Hussey and Hayden hammer tons
Michael Hussey and Matthew Hayden dodged raindrops, basked in the intermittent sunshine and cracked centuries at the Bellerive Oval in Hobart to push West Indies firmly onto the back foot on the second day of the second Test. Australia's openers ensured that Justin Langer, out of the side with a broken rib, was not missed in the least as they put on a deliciously well compiled 231 for the first wicket, taking Australia to 256 for 1 and a lead of 107 by the end of the day.
It's never easy for a batsman to give off his best when his rhythm and concentration are interrupted by weather breaks. The whole of the first session was lost due to rain, and this meant Hussey and Hayden were sitting in the change-rooms all padded up and nowhere to go, and that can prey on the mind. But Hussey knows all about waiting - it was 176 prolific first-class matches and plenty of time in and out of the squad before he finally got his Test cap - and boy did he make it count. The spontaneous release of emotions pent up over ten long years of patient work on the hard track that is the WACA was a sight to behold as he tickled Fidel Edwards to the fine-leg boundary to bring up his century.
On a pitch freshened up by all the moisture in and around the ground, Hussey batted with confidence and authority. Despite being dismissed playing the pull in the first Test at the Gabba, he was unafraid to play the pull, and hook, and several of these strokes that screamed to the fence in front of square bore the stamp of a batsman who believed in himself. When the ball was pitched up he was no less dismissive, crunching the ball through cover - both straight and wide - with a free swing of the bat.
In all the excitement over Hussey, however, there is no underestimating the innings Hayden played. In bringing up his 24th Test century, he notched up four hundreds in as many Tests for the second time in his career. From the time the first ball of the day was bowled, with Australia on 60 for no loss, Hayden refused to let one ball go past him without his permission.

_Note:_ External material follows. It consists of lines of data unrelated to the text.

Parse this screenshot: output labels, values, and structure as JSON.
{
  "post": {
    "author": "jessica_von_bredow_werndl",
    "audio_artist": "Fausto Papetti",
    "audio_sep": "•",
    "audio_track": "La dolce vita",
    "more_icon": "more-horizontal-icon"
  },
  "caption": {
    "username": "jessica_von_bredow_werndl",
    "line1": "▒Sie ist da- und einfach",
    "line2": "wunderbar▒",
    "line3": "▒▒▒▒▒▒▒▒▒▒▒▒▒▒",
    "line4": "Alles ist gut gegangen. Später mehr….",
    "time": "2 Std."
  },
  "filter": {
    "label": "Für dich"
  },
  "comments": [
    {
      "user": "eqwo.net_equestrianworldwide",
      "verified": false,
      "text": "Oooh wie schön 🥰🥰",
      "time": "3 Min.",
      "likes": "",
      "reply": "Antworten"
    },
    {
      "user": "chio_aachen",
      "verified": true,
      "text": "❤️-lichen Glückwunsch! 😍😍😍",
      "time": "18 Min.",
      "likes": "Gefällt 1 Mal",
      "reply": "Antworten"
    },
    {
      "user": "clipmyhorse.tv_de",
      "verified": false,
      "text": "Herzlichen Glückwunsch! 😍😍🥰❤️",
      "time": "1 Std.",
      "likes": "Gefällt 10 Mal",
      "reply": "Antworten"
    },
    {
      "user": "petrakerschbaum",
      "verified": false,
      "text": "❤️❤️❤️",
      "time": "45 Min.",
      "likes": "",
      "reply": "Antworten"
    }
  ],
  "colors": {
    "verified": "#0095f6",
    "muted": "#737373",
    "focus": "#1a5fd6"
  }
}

When he defended, that front foot was planted firmly down the pitch, and the broad bat punched the ball firmly back towards the bowler. And he was patient long enough to force the West Indian bowlers to try something different, and that inevitably resulted in loose deliveries. Hayden, as is his wont when on song, wasted no time in collaring the loose stuff, driving with beastly power through cover, and thumping the ball in his bully-boy fashion.

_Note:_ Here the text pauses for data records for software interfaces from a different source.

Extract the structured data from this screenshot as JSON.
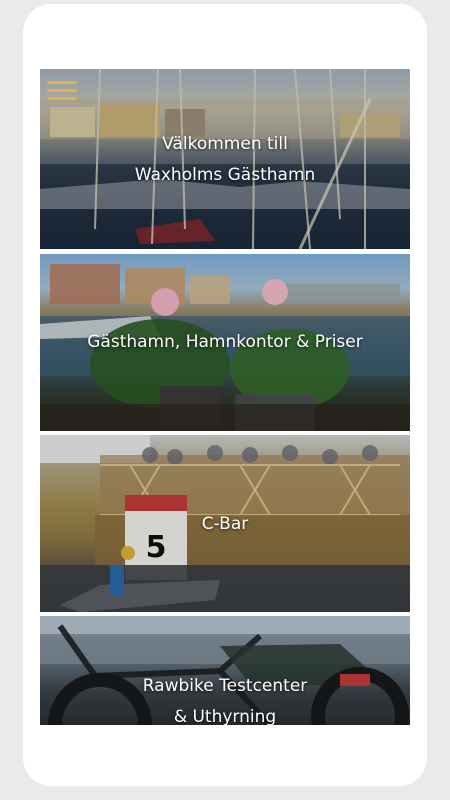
{
  "menu": {
    "icon": "hamburger-menu-icon"
  },
  "tiles": [
    {
      "line1": "Välkommen till",
      "line2": "Waxholms Gästhamn"
    },
    {
      "line1": "Gästhamn, Hamnkontor & Priser"
    },
    {
      "line1": "C-Bar"
    },
    {
      "line1": "Rawbike Testcenter",
      "line2": "& Uthyrning"
    }
  ],
  "colors": {
    "menu_icon": "#e2b24a",
    "label_text": "#ffffff",
    "frame": "#ffffff",
    "background": "#e8eaeb"
  }
}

It's a tribute to the manner in which Hayden and Hussey built their partnership that you barely noticed all the time lost. The session from lunch to tea yielded 63 runs from 18 careful overs where wickets were carefully guarded. Soon after the break, though, as the weather eased out, both opened their shoulders and waded into the bowling. For an extended period the scoring-rate was well past seven per over, and even at the end, when West Indies had pegged things back through Corey Collymore and Chris Gayle, 143 runs came from 30 overs.

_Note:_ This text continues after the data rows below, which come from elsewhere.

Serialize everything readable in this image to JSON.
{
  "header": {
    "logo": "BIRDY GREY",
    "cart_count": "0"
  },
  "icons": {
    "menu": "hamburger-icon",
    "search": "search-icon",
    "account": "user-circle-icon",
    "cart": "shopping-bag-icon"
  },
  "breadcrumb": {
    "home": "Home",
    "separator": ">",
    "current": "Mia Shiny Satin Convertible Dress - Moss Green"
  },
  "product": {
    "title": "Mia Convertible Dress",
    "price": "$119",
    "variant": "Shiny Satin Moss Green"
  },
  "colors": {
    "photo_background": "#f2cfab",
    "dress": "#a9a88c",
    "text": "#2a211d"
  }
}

West Indies enjoyed a brief moment of joy towards the end of the day when Hayden, on 110, waltzed down the pitch and flicked Collymore straight to Dwayne Bravo at midwicket. Finally the opening stand had been broken, but not before there was 231 on the board, and Australia had a lead of 82. Ricky Ponting then walked out to loud cheers at his home ground, and ensured that the good work done by the openers did not go in vain. There was little doubting Hussey's hunger to keep going. After reaching hundred, and celebrating with great gusto - and only the most churlish of critics would deny him that - he re-marked his guard, re-focussed himself on the job at hand, and just kept going, ending the day on 116 not out, with 18 boundaries. Then again, when a man's waited as long as Hussey has, and finally got what he's wanted, he's not exactly going to throw it away, is he?
Matthew Hayden c Bravo b Collymore 110 (231 for 1)
Came down the wicket and punched to midwicket
Anand Vasu is assistant editor of Cricinfo